### [WORK TO BE COMPLETED]
Reproduce the records precisely. Every line should be included.

******

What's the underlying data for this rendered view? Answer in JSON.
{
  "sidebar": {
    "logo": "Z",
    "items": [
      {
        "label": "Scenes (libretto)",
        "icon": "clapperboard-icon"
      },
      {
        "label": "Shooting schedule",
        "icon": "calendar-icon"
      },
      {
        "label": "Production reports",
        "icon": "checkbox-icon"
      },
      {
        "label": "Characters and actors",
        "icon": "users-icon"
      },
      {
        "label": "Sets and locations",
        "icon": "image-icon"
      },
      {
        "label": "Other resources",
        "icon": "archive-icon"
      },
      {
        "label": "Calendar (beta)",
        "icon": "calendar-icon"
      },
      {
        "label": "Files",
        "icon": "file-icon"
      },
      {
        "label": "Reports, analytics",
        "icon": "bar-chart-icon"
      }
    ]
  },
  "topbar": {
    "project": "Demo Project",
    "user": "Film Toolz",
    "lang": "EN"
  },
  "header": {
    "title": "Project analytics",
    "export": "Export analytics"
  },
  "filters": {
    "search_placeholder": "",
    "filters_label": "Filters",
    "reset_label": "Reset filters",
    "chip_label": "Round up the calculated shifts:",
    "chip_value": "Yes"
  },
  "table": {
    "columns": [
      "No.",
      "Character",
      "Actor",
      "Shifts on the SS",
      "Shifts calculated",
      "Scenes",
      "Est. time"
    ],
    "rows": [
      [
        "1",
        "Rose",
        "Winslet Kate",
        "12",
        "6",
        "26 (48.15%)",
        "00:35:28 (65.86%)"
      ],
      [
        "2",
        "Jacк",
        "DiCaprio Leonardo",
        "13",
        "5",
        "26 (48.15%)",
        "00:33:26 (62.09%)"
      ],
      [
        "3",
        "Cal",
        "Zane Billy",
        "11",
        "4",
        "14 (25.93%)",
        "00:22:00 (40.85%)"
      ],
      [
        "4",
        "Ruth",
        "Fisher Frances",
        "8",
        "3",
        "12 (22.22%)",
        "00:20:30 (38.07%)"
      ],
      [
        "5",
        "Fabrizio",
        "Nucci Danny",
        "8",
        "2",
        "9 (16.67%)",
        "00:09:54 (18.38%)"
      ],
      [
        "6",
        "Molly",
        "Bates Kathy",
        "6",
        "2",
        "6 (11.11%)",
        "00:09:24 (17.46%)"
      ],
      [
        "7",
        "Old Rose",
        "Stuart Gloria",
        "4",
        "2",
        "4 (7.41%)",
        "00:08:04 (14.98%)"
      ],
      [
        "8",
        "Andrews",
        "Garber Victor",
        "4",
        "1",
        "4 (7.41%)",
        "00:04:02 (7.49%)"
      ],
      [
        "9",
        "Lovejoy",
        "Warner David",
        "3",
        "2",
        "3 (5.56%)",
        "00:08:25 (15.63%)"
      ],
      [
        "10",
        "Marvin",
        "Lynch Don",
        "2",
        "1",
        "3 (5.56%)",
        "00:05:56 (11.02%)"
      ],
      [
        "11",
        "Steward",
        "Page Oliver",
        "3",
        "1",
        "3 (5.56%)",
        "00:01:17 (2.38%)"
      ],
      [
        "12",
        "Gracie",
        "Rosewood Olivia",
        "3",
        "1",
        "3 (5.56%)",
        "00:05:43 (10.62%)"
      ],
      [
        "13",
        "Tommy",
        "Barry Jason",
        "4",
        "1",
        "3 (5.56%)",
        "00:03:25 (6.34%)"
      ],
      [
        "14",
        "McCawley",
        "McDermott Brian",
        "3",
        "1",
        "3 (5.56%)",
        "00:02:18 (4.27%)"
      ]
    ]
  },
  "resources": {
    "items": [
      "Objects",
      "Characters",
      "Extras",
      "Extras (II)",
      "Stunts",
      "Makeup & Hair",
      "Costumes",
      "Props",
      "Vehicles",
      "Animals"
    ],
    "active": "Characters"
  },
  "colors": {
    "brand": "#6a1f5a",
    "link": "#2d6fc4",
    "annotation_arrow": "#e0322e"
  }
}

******

### [FINISHED TASK]
What's the underlying data for this rendered view? Answer in JSON.
{
  "sidebar": {
    "logo": "Z",
    "items": [
      {
        "label": "Scenes (libretto)",
        "icon": "clapperboard-icon"
      },
      {
        "label": "Shooting schedule",
        "icon": "calendar-icon"
      },
      {
        "label": "Production reports",
        "icon": "checkbox-icon"
      },
      {
        "label": "Characters and actors",
        "icon": "users-icon"
      },
      {
        "label": "Sets and locations",
        "icon": "image-icon"
      },
      {
        "label": "Other resources",
        "icon": "archive-icon"
      },
      {
        "label": "Calendar (beta)",
        "icon": "calendar-icon"
      },
      {
        "label": "Files",
        "icon": "file-icon"
      },
      {
        "label": "Reports, analytics",
        "icon": "bar-chart-icon"
      }
    ]
  },
  "topbar": {
    "project": "Demo Project",
    "user": "Film Toolz",
    "lang": "EN"
  },
  "header": {
    "title": "Project analytics",
    "export": "Export analytics"
  },
  "filters": {
    "search_placeholder": "",
    "filters_label": "Filters",
    "reset_label": "Reset filters",
    "chip_label": "Round up the calculated shifts:",
    "chip_value": "Yes"
  },
  "table": {
    "columns": [
      "No.",
      "Character",
      "Actor",
      "Shifts on the SS",
      "Shifts calculated",
      "Scenes",
      "Est. time"
    ],
    "rows": [
      [
        "1",
        "Rose",
        "Winslet Kate",
        "12",
        "6",
        "26 (48.15%)",
        "00:35:28 (65.86%)"
      ],
      [
        "2",
        "Jacк",
        "DiCaprio Leonardo",
        "13",
        "5",
        "26 (48.15%)",
        "00:33:26 (62.09%)"
      ],
      [
        "3",
        "Cal",
        "Zane Billy",
        "11",
        "4",
        "14 (25.93%)",
        "00:22:00 (40.85%)"
      ],
      [
        "4",
        "Ruth",
        "Fisher Frances",
        "8",
        "3",
        "12 (22.22%)",
        "00:20:30 (38.07%)"
      ],
      [
        "5",
        "Fabrizio",
        "Nucci Danny",
        "8",
        "2",
        "9 (16.67%)",
        "00:09:54 (18.38%)"
      ],
      [
        "6",
        "Molly",
        "Bates Kathy",
        "6",
        "2",
        "6 (11.11%)",
        "00:09:24 (17.46%)"
      ],
      [
        "7",
        "Old Rose",
        "Stuart Gloria",
        "4",
        "2",
        "4 (7.41%)",
        "00:08:04 (14.98%)"
      ],
      [
        "8",
        "Andrews",
        "Garber Victor",
        "4",
        "1",
        "4 (7.41%)",
        "00:04:02 (7.49%)"
      ],
      [
        "9",
        "Lovejoy",
        "Warner David",
        "3",
        "2",
        "3 (5.56%)",
        "00:08:25 (15.63%)"
      ],
      [
        "10",
        "Marvin",
        "Lynch Don",
        "2",
        "1",
        "3 (5.56%)",
        "00:05:56 (11.02%)"
      ],
      [
        "11",
        "Steward",
        "Page Oliver",
        "3",
        "1",
        "3 (5.56%)",
        "00:01:17 (2.38%)"
      ],
      [
        "12",
        "Gracie",
        "Rosewood Olivia",
        "3",
        "1",
        "3 (5.56%)",
        "00:05:43 (10.62%)"
      ],
      [
        "13",
        "Tommy",
        "Barry Jason",
        "4",
        "1",
        "3 (5.56%)",
        "00:03:25 (6.34%)"
      ],
      [
        "14",
        "McCawley",
        "McDermott Brian",
        "3",
        "1",
        "3 (5.56%)",
        "00:02:18 (4.27%)"
      ]
    ]
  },
  "resources": {
    "items": [
      "Objects",
      "Characters",
      "Extras",
      "Extras (II)",
      "Stunts",
      "Makeup & Hair",
      "Costumes",
      "Props",
      "Vehicles",
      "Animals"
    ],
    "active": "Characters"
  },
  "colors": {
    "brand": "#6a1f5a",
    "link": "#2d6fc4",
    "annotation_arrow": "#e0322e"
  }
}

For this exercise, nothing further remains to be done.